in Alexandria...


My poor little son - found it
so soon. The destiny of us all...
And now, I must make ready -
to go...


There is little to do. Your boxes
are still packed -


(sensing something)
Will Charmian and I be permitted
to go along - ?


This once, it is perhaps better
that I travel - unattended...
(the girls exchange
a look)
First - I shall want something to
(a strange smile)
Something to sustain me on my way...


Some fruit - perhaps?


I have a sudden craving for - fresh
figs. Do you have them - ?


Prepared - as you wanted...


Bring them to me...
(Charmian doesn't
(Charmian looks away.
Cleopatra turns to
You, then, Eiras...

The rest of the film continues uncut. Eiras brings in the basket of figs as Cleopatra is finishing a written message. She tell Eiras that it is to be dropped to the guards as, "...the last thing you do." Cleopatra takes the basket of figs, and as she puts her hand deep into it, says, "The taste of these, they say, is sharp, and swiftly over."


How strangely awake I feel. As
if living had been just a long
dream - someone else's dream -
now finished at last...
(a sharp intake of
breath, as the asp
And that now will begin - a dream
of my own. Which will never end...

Antony - wait.......

Her eyes gently close and the scene dissolves to Cleopatra's apartment. Piles and baskets of gold treasure are strewn about. Octavian, on Cleopatra's throne, receives a message from "the Egyptian Queen". It is read to him...

"My one wish - which I implore
you to grant - is to be buried
at the side of Antony. To
remain there until all things

Octavian has not waited beyond the word "buried". He hurries out of the apartment, Agrippa following. They stride into the mausoleum to find Cleopatra, in all her golden glory, lying in state upon the stone slab in the center of the room. Eiras lies where she was - but now sprawled in death. Charmian, dying, struggles to remain erect as she arranges her mistress' costume for the last time. Tight-lipped with fury, Octavian turns and leaves quickly.

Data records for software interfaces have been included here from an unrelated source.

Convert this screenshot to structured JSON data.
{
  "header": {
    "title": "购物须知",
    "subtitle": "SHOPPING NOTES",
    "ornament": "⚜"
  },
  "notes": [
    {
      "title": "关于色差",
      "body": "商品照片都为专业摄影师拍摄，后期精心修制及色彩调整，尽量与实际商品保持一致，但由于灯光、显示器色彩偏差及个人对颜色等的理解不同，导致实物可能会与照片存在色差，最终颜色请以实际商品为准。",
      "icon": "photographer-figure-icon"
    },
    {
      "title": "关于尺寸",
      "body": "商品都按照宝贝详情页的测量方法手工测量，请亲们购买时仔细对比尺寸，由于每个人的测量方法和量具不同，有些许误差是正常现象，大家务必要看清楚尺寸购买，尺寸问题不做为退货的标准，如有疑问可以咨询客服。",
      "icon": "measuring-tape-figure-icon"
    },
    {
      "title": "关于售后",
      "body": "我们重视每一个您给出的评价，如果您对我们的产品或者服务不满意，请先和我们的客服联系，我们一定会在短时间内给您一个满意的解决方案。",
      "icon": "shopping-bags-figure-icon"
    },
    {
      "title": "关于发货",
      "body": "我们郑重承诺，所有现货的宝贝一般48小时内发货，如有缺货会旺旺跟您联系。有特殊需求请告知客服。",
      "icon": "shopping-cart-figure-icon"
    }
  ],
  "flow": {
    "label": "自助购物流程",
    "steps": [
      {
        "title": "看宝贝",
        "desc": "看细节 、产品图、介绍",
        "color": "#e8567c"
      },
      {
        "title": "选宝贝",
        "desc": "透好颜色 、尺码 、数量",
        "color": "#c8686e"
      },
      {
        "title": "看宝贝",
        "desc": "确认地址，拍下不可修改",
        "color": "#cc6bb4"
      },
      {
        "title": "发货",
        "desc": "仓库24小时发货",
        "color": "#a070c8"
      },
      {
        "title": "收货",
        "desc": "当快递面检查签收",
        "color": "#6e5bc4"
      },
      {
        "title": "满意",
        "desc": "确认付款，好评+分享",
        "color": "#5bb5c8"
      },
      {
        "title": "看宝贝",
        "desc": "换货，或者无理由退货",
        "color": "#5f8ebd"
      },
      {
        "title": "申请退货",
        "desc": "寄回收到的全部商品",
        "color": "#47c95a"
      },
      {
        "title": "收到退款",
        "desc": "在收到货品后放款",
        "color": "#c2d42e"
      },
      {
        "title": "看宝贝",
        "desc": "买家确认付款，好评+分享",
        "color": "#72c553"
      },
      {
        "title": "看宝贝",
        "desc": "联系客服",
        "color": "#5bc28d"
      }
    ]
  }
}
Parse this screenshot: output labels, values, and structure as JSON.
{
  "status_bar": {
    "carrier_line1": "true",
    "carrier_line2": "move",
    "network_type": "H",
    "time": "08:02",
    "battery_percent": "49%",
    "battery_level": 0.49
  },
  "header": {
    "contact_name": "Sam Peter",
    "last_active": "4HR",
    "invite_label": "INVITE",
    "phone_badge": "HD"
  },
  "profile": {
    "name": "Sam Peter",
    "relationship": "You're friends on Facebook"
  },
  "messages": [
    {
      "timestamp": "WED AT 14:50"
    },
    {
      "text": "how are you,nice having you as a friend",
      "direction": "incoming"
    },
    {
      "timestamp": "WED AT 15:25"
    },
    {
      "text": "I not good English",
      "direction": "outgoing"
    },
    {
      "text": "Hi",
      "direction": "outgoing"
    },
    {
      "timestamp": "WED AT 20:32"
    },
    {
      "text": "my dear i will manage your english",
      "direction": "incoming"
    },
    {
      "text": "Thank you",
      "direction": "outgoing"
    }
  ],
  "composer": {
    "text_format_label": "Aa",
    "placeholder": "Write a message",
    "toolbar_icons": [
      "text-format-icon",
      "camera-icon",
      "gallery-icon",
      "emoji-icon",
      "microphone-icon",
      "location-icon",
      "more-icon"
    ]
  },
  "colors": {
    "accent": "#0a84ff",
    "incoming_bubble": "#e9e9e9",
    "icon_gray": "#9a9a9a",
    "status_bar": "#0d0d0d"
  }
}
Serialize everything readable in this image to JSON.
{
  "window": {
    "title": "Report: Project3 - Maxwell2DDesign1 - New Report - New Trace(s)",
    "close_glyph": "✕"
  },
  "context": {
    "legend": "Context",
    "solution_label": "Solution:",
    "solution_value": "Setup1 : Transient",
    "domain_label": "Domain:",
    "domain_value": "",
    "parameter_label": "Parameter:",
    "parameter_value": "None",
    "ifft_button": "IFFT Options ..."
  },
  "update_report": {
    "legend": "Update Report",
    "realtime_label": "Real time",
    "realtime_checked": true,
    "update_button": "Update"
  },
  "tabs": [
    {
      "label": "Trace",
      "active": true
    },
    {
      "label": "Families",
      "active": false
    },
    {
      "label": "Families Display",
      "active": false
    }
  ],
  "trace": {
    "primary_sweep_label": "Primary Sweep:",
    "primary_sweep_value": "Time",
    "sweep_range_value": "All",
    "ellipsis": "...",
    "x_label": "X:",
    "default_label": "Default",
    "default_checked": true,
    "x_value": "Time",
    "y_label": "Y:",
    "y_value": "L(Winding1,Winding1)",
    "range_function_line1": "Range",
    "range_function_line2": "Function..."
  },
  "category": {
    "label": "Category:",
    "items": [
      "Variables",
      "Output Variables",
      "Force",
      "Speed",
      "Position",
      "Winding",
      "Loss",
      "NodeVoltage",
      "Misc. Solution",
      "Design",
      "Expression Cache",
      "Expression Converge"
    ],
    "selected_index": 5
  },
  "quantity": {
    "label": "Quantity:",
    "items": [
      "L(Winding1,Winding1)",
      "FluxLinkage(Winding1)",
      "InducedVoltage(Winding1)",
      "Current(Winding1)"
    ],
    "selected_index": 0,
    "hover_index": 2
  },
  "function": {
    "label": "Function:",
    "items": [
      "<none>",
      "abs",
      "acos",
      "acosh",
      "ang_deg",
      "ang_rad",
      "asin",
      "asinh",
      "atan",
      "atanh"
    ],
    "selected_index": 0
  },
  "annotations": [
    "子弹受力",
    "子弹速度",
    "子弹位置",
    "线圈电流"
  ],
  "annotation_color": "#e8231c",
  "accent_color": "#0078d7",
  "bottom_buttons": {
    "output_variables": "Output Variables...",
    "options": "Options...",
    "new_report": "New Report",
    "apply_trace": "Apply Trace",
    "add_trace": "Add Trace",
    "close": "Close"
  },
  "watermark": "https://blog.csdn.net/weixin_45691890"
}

Was this well done of your Lady?


Extremely well. As befitting
the last of so many noble rulers...

She dies. As the Narrator speaks, the camera pulls back, in a continual retreat, through the open doors of the tomb. The action presses to a stop. The colors begin to fade - the effect of eons of aging transforms the scene to that of an ancient freize.


"...and the Roman asked, 'was
this well done of your Lady?'
And the servant answered,
'Extremely well. As befitting
the last of so many noble rulers...'"

The screen fades to black.